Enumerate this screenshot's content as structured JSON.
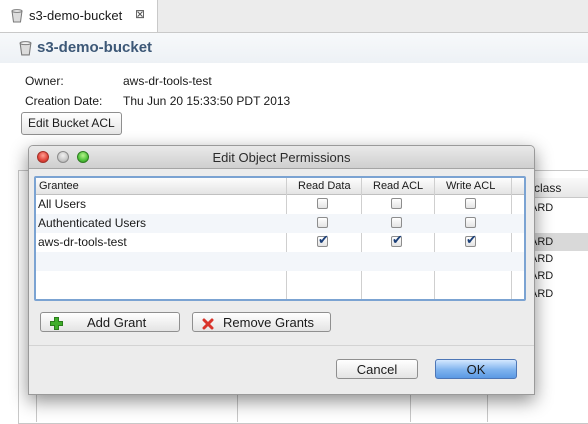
{
  "tab": {
    "title": "s3-demo-bucket",
    "close_glyph": "⊠"
  },
  "header": {
    "title": "s3-demo-bucket"
  },
  "info": {
    "owner_label": "Owner:",
    "owner_value": "aws-dr-tools-test",
    "creation_label": "Creation Date:",
    "creation_value": "Thu Jun 20 15:33:50 PDT 2013",
    "edit_acl_button": "Edit Bucket ACL"
  },
  "background_table": {
    "column_header_partial": "class",
    "cells": [
      "ARD",
      "ARD",
      "ARD",
      "ARD",
      "ARD"
    ]
  },
  "dialog": {
    "title": "Edit Object Permissions",
    "columns": [
      "Grantee",
      "Read Data",
      "Read ACL",
      "Write ACL"
    ],
    "rows": [
      {
        "grantee": "All Users",
        "read_data": false,
        "read_acl": false,
        "write_acl": false
      },
      {
        "grantee": "Authenticated Users",
        "read_data": false,
        "read_acl": false,
        "write_acl": false
      },
      {
        "grantee": "aws-dr-tools-test",
        "read_data": true,
        "read_acl": true,
        "write_acl": true
      }
    ],
    "add_grant_button": "Add Grant",
    "remove_grants_button": "Remove Grants",
    "cancel_button": "Cancel",
    "ok_button": "OK",
    "check_glyph": "✔"
  },
  "colors": {
    "header_title": "#3d5877",
    "selection_border": "#7ba3d2",
    "ok_button": "#5b99e4",
    "add_icon": "#3fae2a",
    "remove_icon": "#d9342b"
  },
  "icons": [
    "bucket-icon",
    "close-icon",
    "plus-icon",
    "x-icon",
    "close-window-icon",
    "minimize-window-icon",
    "zoom-window-icon"
  ]
}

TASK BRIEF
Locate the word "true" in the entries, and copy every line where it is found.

REPLY
        "read_data": true,
        "read_acl": true,
        "write_acl": true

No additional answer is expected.